'Banh xeo ba Duong'
Actually, Duong is the name of the owner’s husband, not hers. But it doesn’t seem to matter for a 30-year business. 'Banh xeo' is actually the Vietnamese version of the crepe with savory rather than sweet toppings and a thinner, crispier base thanks to the use of rice instead of wheat. It can be eaten alone or wrapped in the versatile 'banh trang'. 'Banh xeo' here is just the best version of a dish sold everywhere in Vietnam, with high-quality rice flour from nearby Quang Nam Province, river prawns, tender beef, bean sprouts, egg and a sweet'n'sour dipping sauce that settles the score.
At VND40,000 ($1.8) for a plate of four, it’s definitely a no-brainer for those looking for a taste of Da Nang.
'Banh trang dap ba Tu'
For 20 years, Madame Tu has been serving Da Nang's street gourmets her special crunchy treat. A thin sheet of ‘banh trang’, which forms the cover of the famous spring roll ‘nem’, is grilled over a charcoal fire until reaching the desired crunchiness, then gently broken ('dap' in Vietnamese) in order for the sheet to fold. 'Banh uot', a silky and soft thin sheet made of rice flour, is then stuffed between the crunchy layers to add a break to the crispy texture.

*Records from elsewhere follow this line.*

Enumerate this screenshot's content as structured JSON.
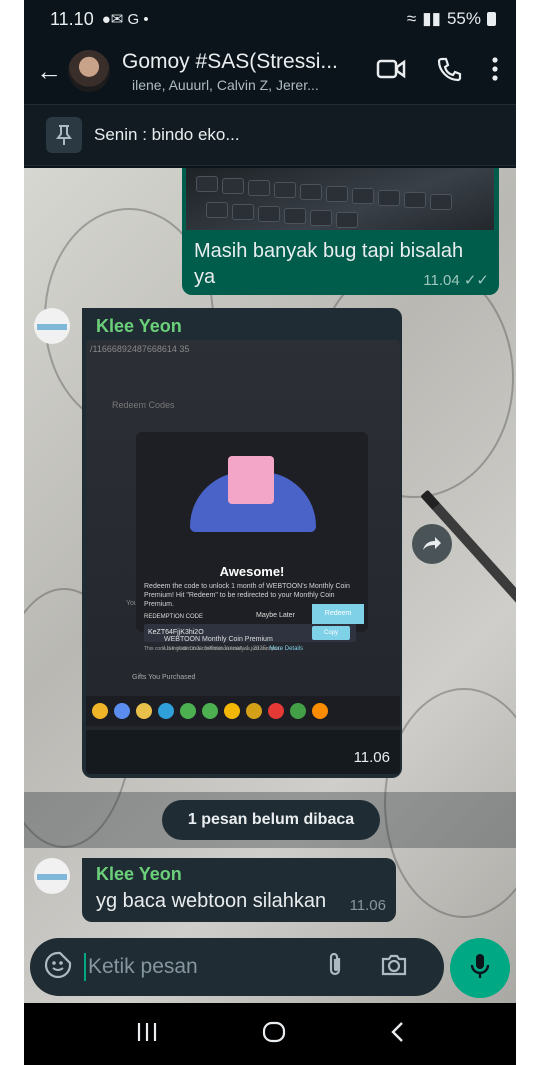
{
  "status": {
    "time": "11.10",
    "icons_left": [
      "m-icon",
      "gmail-icon",
      "google-icon",
      "dot"
    ],
    "battery": "55%"
  },
  "header": {
    "title": "Gomoy #SAS(Stressi...",
    "members": "ilene, Auuurl, Calvin Z, Jerer..."
  },
  "pinned": {
    "text": "Senin : bindo eko..."
  },
  "messages": {
    "outgoing": {
      "text": "Masih banyak bug tapi bisalah ya",
      "time": "11.04"
    },
    "image_msg": {
      "sender": "Klee Yeon",
      "time": "11.06",
      "screenshot": {
        "url_text": "/11666892487668614 35",
        "dialog_title": "Awesome!",
        "dialog_text": "Redeem the code to unlock 1 month of WEBTOON's Monthly Coin Premium! Hit \"Redeem\" to be redirected to your Monthly Coin Premium.",
        "code_label": "REDEMPTION CODE",
        "code": "KeZT64FjjK3hi2O",
        "copy": "Copy",
        "note": "This code is included in a confirmation email we just sent you.",
        "maybe_later": "Maybe Later",
        "redeem": "Redeem",
        "product": "WEBTOON Monthly Coin Premium",
        "product_sub": "Use your code before January 1, 2025.",
        "more": "More Details",
        "gifts": "Gifts You Purchased",
        "left_label": "Your",
        "page_title": "Redeem Codes"
      }
    },
    "unread_banner": "1 pesan belum dibaca",
    "last": {
      "sender": "Klee Yeon",
      "text": "yg baca webtoon silahkan",
      "time": "11.06"
    }
  },
  "composer": {
    "placeholder": "Ketik pesan"
  },
  "colors": {
    "accent": "#00a884",
    "sender": "#6bd07a",
    "outgoing": "#005c4b",
    "incoming": "#202c33"
  }
}
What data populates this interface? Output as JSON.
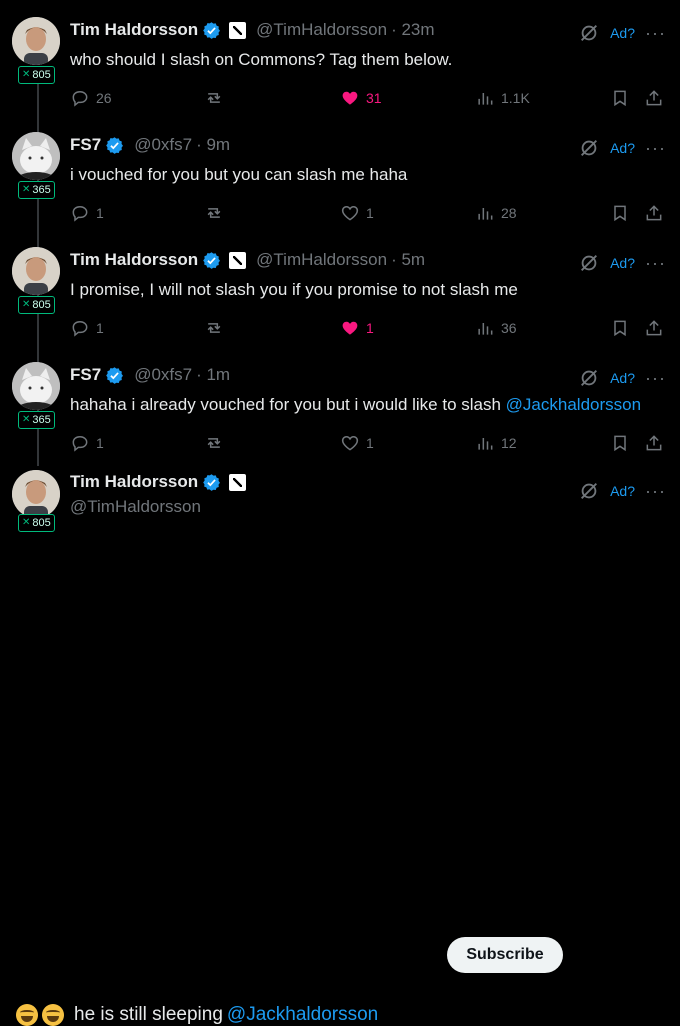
{
  "tweets": [
    {
      "name": "Tim Haldorsson",
      "handle": "@TimHaldorsson",
      "time": "· 23m",
      "badge": "805",
      "text": "who should I slash on Commons? Tag them below.",
      "mention": "",
      "ad": "Ad?",
      "replies": "26",
      "likes": "31",
      "liked": true,
      "views": "1.1K",
      "avatar": "man"
    },
    {
      "name": "FS7",
      "handle": "@0xfs7",
      "time": "· 9m",
      "badge": "365",
      "text": "i vouched for you but you can slash me haha",
      "mention": "",
      "ad": "Ad?",
      "replies": "1",
      "likes": "1",
      "liked": false,
      "views": "28",
      "avatar": "cat"
    },
    {
      "name": "Tim Haldorsson",
      "handle": "@TimHaldorsson",
      "time": "· 5m",
      "badge": "805",
      "text": "I promise, I will not slash you if you promise to not slash me",
      "mention": "",
      "ad": "Ad?",
      "replies": "1",
      "likes": "1",
      "liked": true,
      "views": "36",
      "avatar": "man"
    },
    {
      "name": "FS7",
      "handle": "@0xfs7",
      "time": "· 1m",
      "badge": "365",
      "text": "hahaha i already vouched for you but i would like to slash ",
      "mention": "@Jackhaldorsson",
      "ad": "Ad?",
      "replies": "1",
      "likes": "1",
      "liked": false,
      "views": "12",
      "avatar": "cat"
    }
  ],
  "final": {
    "name": "Tim Haldorsson",
    "handle": "@TimHaldorsson",
    "badge": "805",
    "subscribe_label": "Subscribe",
    "ad": "Ad?",
    "text": "he is still sleeping ",
    "mention": "@Jackhaldorsson",
    "emojis": [
      "face-with-tears-of-joy",
      "face-with-tears-of-joy"
    ]
  },
  "colors": {
    "accent": "#1d9bf0",
    "like": "#f91880",
    "muted": "#71767b",
    "badge_green": "#00ba7c"
  }
}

‘Banh trang dap’ is eaten with a special fish dipping sauce. Each house distinguishes itself mainly through the sauces they boast, and it may be Tu’s dip whipped up from fish sauce, peanut oil, chopped pineapple, garlic, chili and fried shallots that keep customers coming back.
'Oc ba My'
Sucking snails is all the rage on the streets of Da Nang. Opening at 4 p.m. at a busy intersection, Madame My’s place offers all kinds of snail dishes, characterized by the addition of green papaya salad dashed with fried shallots. Snails here are caught in streams, and bear a distinct aroma and preferred chewiness. The pointy ends are also chopped off, allowing one to suck, instead of dig the snail out with a fork.
A decent meal for two here costs only around VND50,000 ($2.3).
'Nem lui ba Ngoc'
At VND5,000 ($0.2), the finger-size ‘nem lui’ here are always ordered in tens. Famous from Hue to Saigon, ‘nem lui’ are made of seasoned minced pork, shaped around a stick and grilled over a charcoal fire. Though said to have a dipping sauce less savory than other places, Madame Ngoc’s ‘nem lui’ still makes it onto our list thanks to the lovely flavor of the meat, which is still the spirit of the dish no matter how hard they emphasize the importance of sauce.
'Banh beo ba Be'
A veteran with 10 years of experience, Madame Be’s is the place to come if one is still on the fence about where to taste a piece of Da Nang.
Snacks from central Vietnam like 'banh loc' (the see-through dumpling that reveals with an alien-like whole prawn stuffing), 'banh nam' (a soft snack that comes wrapped in leaves with a filling of prawns and minced pork), 'banh ram' (a combination of both chewiness and crunchiness) converge here, giving eaters a chance to taste as much as possible without having to move.